Other writers in this edition make the point out that, in addition to the economy and health systems, the COVID-19 crisis also presents an opportunity for stimulus initiatives in other areas that are vital to improving African lives and livelihoods. Joe Walsh’s article examines the parameters of a proposed African Green Stimulus Programme (AGSP), which aims to upscale and enhance the blue and green economy as well as climate change initiatives. Will this programme really be the viable, real Green New Deal that Africa urgently requires? Only time will tell.

Raphel Obonyo’s article stresses that post-COVID recovery initiatives must also include tackling Africa’s youth unemployment crisis.

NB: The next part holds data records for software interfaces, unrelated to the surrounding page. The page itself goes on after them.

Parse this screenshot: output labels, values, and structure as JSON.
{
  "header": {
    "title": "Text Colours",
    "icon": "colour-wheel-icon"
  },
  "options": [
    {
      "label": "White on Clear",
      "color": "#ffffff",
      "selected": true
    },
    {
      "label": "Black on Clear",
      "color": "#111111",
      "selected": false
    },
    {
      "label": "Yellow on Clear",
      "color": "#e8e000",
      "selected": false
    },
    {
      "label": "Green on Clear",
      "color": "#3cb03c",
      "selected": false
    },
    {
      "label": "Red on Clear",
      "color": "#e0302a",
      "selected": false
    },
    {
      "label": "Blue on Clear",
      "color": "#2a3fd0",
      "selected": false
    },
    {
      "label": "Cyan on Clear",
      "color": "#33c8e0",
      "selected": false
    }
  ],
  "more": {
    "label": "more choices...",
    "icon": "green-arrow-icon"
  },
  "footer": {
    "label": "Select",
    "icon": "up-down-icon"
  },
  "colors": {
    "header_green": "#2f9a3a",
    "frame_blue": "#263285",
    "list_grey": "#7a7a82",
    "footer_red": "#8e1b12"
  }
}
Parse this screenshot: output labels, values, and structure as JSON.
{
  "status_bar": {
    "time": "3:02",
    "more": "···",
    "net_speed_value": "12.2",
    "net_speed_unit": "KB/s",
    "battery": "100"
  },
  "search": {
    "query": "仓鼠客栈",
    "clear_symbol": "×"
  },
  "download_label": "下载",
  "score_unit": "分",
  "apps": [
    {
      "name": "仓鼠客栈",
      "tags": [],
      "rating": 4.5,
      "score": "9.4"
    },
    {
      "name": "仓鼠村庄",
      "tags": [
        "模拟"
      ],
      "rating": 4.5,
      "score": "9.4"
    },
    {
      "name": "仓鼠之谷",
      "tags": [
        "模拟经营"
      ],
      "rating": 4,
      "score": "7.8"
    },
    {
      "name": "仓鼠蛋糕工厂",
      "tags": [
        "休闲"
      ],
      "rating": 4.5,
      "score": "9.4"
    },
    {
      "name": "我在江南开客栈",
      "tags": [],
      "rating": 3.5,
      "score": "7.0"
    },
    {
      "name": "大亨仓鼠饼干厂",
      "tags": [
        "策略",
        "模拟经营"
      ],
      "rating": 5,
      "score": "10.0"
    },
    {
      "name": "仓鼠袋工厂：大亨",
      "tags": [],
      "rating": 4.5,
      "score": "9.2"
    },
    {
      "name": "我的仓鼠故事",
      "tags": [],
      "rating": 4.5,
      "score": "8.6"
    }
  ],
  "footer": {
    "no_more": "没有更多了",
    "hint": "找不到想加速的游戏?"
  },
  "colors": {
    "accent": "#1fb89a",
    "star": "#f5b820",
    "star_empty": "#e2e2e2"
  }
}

The pandemic has upended many government youth job creation projects, including in Nigeria and Zambia. Going forward, Obonyo writes, African governments will have to foster an enabling environment for youth development, working with them as partners, not mere beneficiaries.

Speaking of Africa’s youth, it is they who are the core demographic driving the continent’s digitalisation, a process which has been boosted by the unusual demands of the pandemic, writes Michael Schmidt. His article examines how mobile penetration – 80% of Africans have a mobile phone subscription – is driving the continent’s digital transformation, bypassing capital-intensive legacy infrastructure. Almost 60% of these users are under 25, and 50% under 19.

Always mindful of the importance of listening to voices on the ground, this edition of Africa in Fact includes articles from regular contributors Justus Wanzala and Mark Kapchanga (East Africa) and Dorothy Asi (Nigeria), who share the experiences of people whose lives and livelihoods have been profoundly affected in different ways by COVID-19. The voices given space in these three articles are a powerful reminder, if one is needed, of the resilience and fortitude of Africa’s people in dealing with challenges too often amplified by poverty and underdevelopment, conflict and misgovernance.

Ultimately, as Derick Mazarura notes in his article that looks at wood and water insecurity in Africa, the COVID-19 pandemic has reminded us of the imperative of effective governments that deliver results.

Susan Russell is the editor of Good Governance Africa’s quarterly journal, Africa in Fact. She has worked in the media industry for more than 30 years as a journalist, editor, publisher, and as a general manager. Career highlights include several years working for Business Day and more than a decade as a reporter, editor and General Manager at the Sunday Times in Johannesburg.